The relation between geography and geospatial with traveling appears obvious to me. I've been using Wikitravel.org for years (it exits since 2003), and now the Wikimedia Foundation announced a competing wiki to be part of the Wikimedia offers such as the famous Wikipedia, named Wikivoyage.org.
The Slashdot summary: "The Wikimedia Foundation has marked its 12th anniversary by launching a Creative-Commons-licensed travel guide called Wikivoyage. Like other Wikimedia projects, Wikivoyage contains material written collaboratively by volunteers. The site has launched under the aegis of Wikimedia with around 50,000 articles and approximately 200 volunteer editors. Wikivoyage started in 2006 as a travel guide in German and Italian, backed by the German non-profit Wikivoyage Association. The transition to a Wikimedia project was initiated by contributors and the Association, and content is currently offered in Dutch, English, French, German, Italian, Russian, Portuguese, Spanish and Swedish. The purpose of the Wikivoyage is to promote education and knowledge of all countries and regions in the world, as well as understanding among nations. There's a huge global demand for travel information, but very few sources are both comprehensive and non-commercial. That's about to change."
For the curious ones, here's the other projects under the WIkimedia Foundation, which includes Wiktionary but also a project that I wasn't aware of before, Wikidata.org, which is still in its infancy but could be eventually leveraged by a part of the geospatial data community?
Via OpenWeatherMap I learned about the OpenMeteoData.org, that has the aim to make meteorological data available for everyone.
From the website: "
What is OpenMeteoData?
Who can use the data?
When will it be available?
This is an abnormally long version of our 'batch geonews' edition, covering the news since the holiday break.
On the open source & open data front:
On the Esri front:
In the miscellaneous category:

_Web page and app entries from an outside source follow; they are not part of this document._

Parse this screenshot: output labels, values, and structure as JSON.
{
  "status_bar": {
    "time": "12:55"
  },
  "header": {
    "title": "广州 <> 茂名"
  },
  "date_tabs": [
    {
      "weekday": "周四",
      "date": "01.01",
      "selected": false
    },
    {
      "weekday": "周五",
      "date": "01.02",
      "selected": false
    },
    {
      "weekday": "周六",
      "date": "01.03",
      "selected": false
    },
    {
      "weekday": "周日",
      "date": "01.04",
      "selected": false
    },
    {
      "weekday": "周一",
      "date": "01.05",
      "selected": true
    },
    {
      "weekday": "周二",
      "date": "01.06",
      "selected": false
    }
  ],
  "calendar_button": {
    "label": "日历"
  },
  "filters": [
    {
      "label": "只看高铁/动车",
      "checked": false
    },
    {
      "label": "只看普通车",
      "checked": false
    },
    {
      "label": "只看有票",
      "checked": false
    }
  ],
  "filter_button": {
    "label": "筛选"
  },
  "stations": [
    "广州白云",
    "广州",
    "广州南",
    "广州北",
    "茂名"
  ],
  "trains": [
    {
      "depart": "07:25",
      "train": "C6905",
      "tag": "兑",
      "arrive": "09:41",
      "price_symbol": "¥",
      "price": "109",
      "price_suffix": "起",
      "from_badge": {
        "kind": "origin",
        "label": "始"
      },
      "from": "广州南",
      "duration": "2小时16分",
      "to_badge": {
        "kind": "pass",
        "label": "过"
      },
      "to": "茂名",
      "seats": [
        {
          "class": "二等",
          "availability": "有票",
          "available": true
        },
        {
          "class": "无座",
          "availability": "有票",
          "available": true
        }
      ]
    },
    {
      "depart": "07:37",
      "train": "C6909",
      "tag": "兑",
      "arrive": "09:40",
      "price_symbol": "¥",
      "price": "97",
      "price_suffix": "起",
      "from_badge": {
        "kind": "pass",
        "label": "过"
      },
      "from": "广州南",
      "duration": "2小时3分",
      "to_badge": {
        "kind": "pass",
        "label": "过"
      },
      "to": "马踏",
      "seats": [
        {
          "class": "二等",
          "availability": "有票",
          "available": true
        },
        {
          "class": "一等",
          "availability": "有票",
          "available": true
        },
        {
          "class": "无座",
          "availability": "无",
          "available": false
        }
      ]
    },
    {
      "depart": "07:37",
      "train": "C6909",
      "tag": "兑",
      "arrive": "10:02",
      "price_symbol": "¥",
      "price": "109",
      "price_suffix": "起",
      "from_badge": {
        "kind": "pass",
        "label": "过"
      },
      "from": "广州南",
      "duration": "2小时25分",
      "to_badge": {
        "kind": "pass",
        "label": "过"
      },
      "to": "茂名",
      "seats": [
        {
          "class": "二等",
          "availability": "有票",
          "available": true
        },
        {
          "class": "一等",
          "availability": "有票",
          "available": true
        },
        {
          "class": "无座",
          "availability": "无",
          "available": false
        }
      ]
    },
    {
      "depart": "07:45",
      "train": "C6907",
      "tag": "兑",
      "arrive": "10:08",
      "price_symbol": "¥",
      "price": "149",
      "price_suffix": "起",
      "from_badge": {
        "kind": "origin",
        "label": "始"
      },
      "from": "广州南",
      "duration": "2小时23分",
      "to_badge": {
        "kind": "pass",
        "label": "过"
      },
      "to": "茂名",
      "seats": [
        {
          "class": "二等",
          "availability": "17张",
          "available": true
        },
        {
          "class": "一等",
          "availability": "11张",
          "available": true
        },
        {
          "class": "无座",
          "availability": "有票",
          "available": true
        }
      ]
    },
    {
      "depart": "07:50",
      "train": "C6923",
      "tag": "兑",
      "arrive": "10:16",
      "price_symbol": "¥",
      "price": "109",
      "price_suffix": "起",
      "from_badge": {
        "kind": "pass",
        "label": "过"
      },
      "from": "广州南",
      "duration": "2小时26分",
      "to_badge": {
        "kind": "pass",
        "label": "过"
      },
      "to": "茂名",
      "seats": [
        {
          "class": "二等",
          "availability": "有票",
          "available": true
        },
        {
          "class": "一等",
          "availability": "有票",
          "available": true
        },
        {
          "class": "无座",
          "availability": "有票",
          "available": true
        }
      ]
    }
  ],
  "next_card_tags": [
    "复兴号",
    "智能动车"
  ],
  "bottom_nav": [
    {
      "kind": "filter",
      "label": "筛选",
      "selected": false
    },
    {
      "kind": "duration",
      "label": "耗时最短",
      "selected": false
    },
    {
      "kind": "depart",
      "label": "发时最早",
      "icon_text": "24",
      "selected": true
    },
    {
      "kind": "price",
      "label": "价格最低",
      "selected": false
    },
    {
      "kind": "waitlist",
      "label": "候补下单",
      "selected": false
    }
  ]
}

A bunch of minor geo-related stories discussed over Slashdot:
In the maps category:
Every frequent Slashgeo reader knows about OpenStreetMap, and now, the project reached another important milestone: 1 million OpenStreetMappers.
From the blog entry: "OpenStreetMap has just passed 1 million users! That's a million people who have signed up on openstreetmap.org to join in with creating a free map of the world. At first glance you may think that OpenStreetMap is a map. Those who know more will tell you that it's actually a database; a flexible editable repository of free geospatial data. But above all OpenStreetMap is a community. A massive community in which people like you and me come together collaborate and help build this thing... and now there's a million of us!"
To ease contributions even more, they also introduced the alpha version of the new OpenStreetMap editor, codenamed iD (screenshot below). And for its beauty, see the short animation on OpenStreetMap: A Year of Edits 2012.